§ **MATERIALS PROVIDED**:
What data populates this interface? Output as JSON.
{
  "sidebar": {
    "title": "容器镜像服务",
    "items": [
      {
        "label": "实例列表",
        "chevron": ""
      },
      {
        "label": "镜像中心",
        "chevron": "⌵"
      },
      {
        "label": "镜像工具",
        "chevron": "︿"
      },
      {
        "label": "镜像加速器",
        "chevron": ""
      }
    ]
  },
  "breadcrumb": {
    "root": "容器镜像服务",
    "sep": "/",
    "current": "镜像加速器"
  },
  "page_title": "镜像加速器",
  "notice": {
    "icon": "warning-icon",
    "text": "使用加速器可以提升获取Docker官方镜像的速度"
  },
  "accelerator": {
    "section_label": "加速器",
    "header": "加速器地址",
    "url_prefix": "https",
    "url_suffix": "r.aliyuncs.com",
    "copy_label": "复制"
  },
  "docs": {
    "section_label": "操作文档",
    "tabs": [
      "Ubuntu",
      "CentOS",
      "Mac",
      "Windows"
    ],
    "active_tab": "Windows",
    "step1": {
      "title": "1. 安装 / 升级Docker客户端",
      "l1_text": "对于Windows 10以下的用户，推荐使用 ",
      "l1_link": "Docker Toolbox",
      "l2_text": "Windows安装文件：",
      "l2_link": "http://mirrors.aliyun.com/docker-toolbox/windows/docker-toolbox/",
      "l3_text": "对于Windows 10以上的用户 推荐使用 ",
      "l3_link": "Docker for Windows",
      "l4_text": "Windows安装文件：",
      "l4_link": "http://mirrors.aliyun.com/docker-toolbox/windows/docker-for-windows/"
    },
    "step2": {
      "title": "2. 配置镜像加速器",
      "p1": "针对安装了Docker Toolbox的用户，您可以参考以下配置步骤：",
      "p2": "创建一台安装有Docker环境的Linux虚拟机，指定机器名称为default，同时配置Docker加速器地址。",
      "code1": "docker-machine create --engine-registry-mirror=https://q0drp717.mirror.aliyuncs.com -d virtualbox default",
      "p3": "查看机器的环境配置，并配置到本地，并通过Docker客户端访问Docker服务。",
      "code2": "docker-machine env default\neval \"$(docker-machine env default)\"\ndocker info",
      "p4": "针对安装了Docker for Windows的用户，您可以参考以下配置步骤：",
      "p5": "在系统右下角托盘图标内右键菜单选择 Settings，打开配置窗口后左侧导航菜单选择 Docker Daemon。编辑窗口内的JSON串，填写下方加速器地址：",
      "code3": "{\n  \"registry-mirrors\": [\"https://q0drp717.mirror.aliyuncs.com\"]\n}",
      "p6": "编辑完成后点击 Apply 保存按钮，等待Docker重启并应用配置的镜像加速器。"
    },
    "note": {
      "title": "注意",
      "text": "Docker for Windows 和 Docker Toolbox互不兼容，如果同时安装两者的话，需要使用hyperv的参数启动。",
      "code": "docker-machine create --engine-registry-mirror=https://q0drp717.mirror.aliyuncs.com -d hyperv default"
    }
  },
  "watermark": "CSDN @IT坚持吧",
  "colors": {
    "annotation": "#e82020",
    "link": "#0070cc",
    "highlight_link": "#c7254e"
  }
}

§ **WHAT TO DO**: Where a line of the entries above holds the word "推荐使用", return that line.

§ **RESPONSE AREA**:
      "l1_text": "对于Windows 10以下的用户，推荐使用 ",
      "l3_text": "对于Windows 10以上的用户 推荐使用 ",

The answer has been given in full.